Have a deep understanding of advanced concepts of object-oriented programming and their support through various language features. Be able to understand language concepts on a semantic level and be able to compare and evaluate language designs.
Be able to learn new languages more rapidly.
Be aware of many subtle problems of object-oriented programming and know how to avoid them.
|The main goal of this course is to convey a deep understanding of the key concepts of sequential object-oriented programming and their support in different programming languages. This is achieved by studying how important challenges are addressed through language features and programming idioms. In particular, the course discusses alternative language designs by contrasting solutions in languages such as C++, C#, Eiffel, Java, Python, and Scala. The course also introduces novel ideas from research languages that may influence the design of future mainstream languages.
The topics discussed in the course include among others:
The pros and cons of different flavors of type systems (for instance, static vs. dynamic typing, nominal vs. structural, syntactic vs. behavioral typing)
The key problems of single and multiple inheritance and how different languages address them

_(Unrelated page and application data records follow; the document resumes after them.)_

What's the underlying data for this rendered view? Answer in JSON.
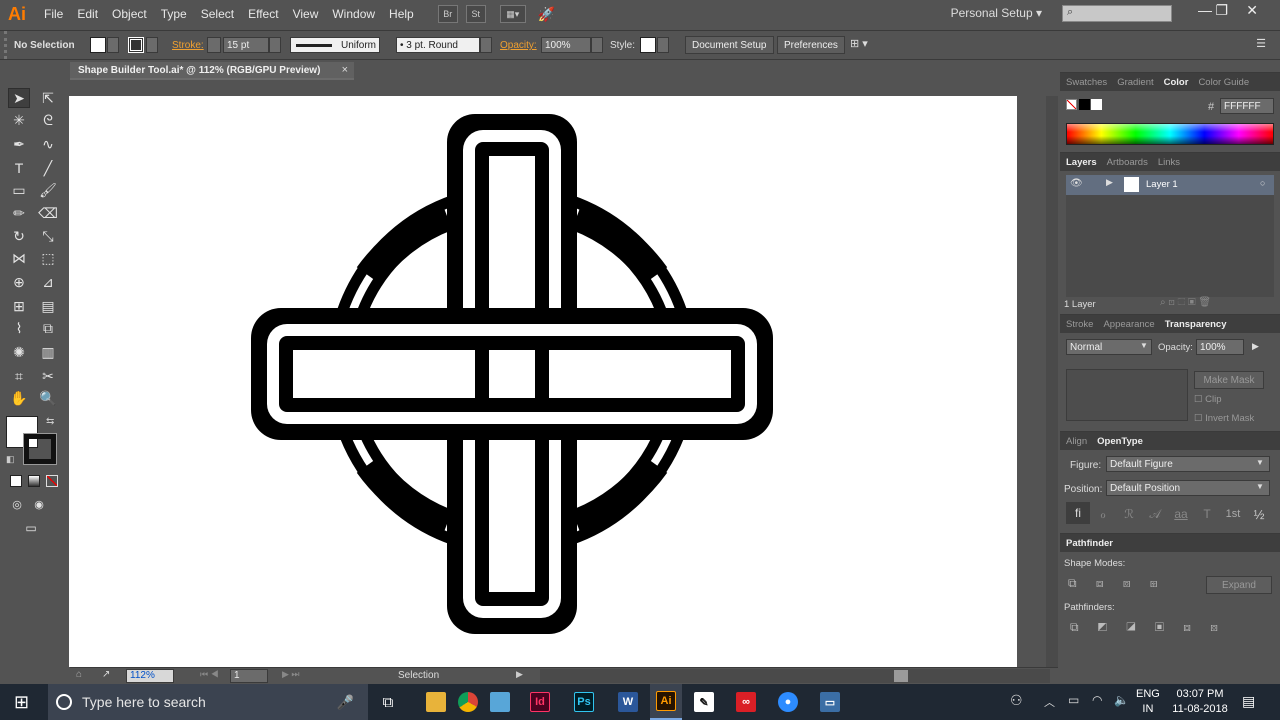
{
  "app": {
    "logo": "Ai",
    "menu": [
      "File",
      "Edit",
      "Object",
      "Type",
      "Select",
      "Effect",
      "View",
      "Window",
      "Help"
    ],
    "menubar_icons": [
      "Br",
      "St"
    ],
    "workspace": "Personal Setup",
    "search_placeholder": ""
  },
  "control_bar": {
    "selection": "No Selection",
    "stroke_label": "Stroke:",
    "stroke_weight": "15 pt",
    "stroke_profile": "Uniform",
    "brush": "3 pt. Round",
    "opacity_label": "Opacity:",
    "opacity": "100%",
    "style_label": "Style:",
    "document_setup": "Document Setup",
    "preferences": "Preferences"
  },
  "document": {
    "tab_title": "Shape Builder Tool.ai* @ 112% (RGB/GPU Preview)",
    "zoom": "112%",
    "artboard_number": "1",
    "status_tool": "Selection"
  },
  "panels": {
    "color": {
      "tabs": [
        "Swatches",
        "Gradient",
        "Color",
        "Color Guide"
      ],
      "active_tab": "Color",
      "hex_symbol": "#",
      "hex": "FFFFFF"
    },
    "layers": {
      "tabs": [
        "Layers",
        "Artboards",
        "Links"
      ],
      "layer_name": "Layer 1",
      "count": "1 Layer"
    },
    "transparency": {
      "tabs": [
        "Stroke",
        "Appearance",
        "Transparency"
      ],
      "blend_mode": "Normal",
      "opacity_label": "Opacity:",
      "opacity": "100%",
      "make_mask": "Make Mask",
      "clip": "Clip",
      "invert_mask": "Invert Mask"
    },
    "opentype": {
      "tabs": [
        "Align",
        "OpenType"
      ],
      "figure_label": "Figure:",
      "figure_value": "Default Figure",
      "position_label": "Position:",
      "position_value": "Default Position",
      "glyphs": [
        "ﬁ",
        "ℴ",
        "ℛ",
        "𝒜",
        "aa",
        "T",
        "1st",
        "½"
      ]
    },
    "pathfinder": {
      "title": "Pathfinder",
      "shape_modes_label": "Shape Modes:",
      "expand": "Expand",
      "pathfinders_label": "Pathfinders:"
    }
  },
  "taskbar": {
    "search_placeholder": "Type here to search",
    "apps": [
      {
        "name": "indesign",
        "label": "Id",
        "color": "#49021f",
        "fg": "#ff3366"
      },
      {
        "name": "photoshop",
        "label": "Ps",
        "color": "#001d26",
        "fg": "#31c5f0"
      },
      {
        "name": "word",
        "label": "W",
        "color": "#2b579a",
        "fg": "#ffffff"
      },
      {
        "name": "illustrator",
        "label": "Ai",
        "color": "#261300",
        "fg": "#ff9a00"
      }
    ],
    "lang_top": "ENG",
    "lang_bottom": "IN",
    "time": "03:07 PM",
    "date": "11-08-2018"
  },
  "colors": {
    "accent_orange": "#ff7c00",
    "ui_gray": "#535353",
    "taskbar": "#1f2833"
  }
}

Generic type systems, in particular, Java generics, C# generics, and C++ templates
The situations in which object-oriented programming does not provide encapsulation, and how to avoid them
The pitfalls of object initialization, exemplified by a research type system that prevents null pointer dereferencing
How to maintain the consistency of data structures
|Will be announced in the lecture.
|Prerequisites / Notice
Mastering at least one object-oriented programming language (this course will NOT provide an introduction to object-oriented programming); programming experience
|Research Topics in Software Engineering
Number of participants limited to 22.
The deadline for deregistering expires at the end of the second week of the semester. Students who are still registered after that date, but do not attend the seminar, will officially fail the seminar.
|P. Müller, M. Püschel
|This seminar is an opportunity to become familiar with current research in software engineering and more generally with the methods and challenges of scientific research.
|Each student will be asked to study some papers from the recent software engineering literature and review them. This is an exercise in critical review and analysis. Active participation is required (a presentation of a paper as well as participation in discussions).
|The aim of this seminar is to introduce students to recent research results in the area of programming languages and software engineering. To accomplish that, students will study and present research papers in the area as well as participate in paper discussions. The papers will span topics in both theory and practice, including papers on program verification, program analysis, testing, programming language design, and development tools. A particular focus will be on domain-specific languages.
|The publications to be presented will be announced on the seminar home page at least one week before the first session.
|Prerequisites / Notice
|Organizational note: the seminar will meet only when there is a scheduled presentation. Please consult the seminar's home page for information.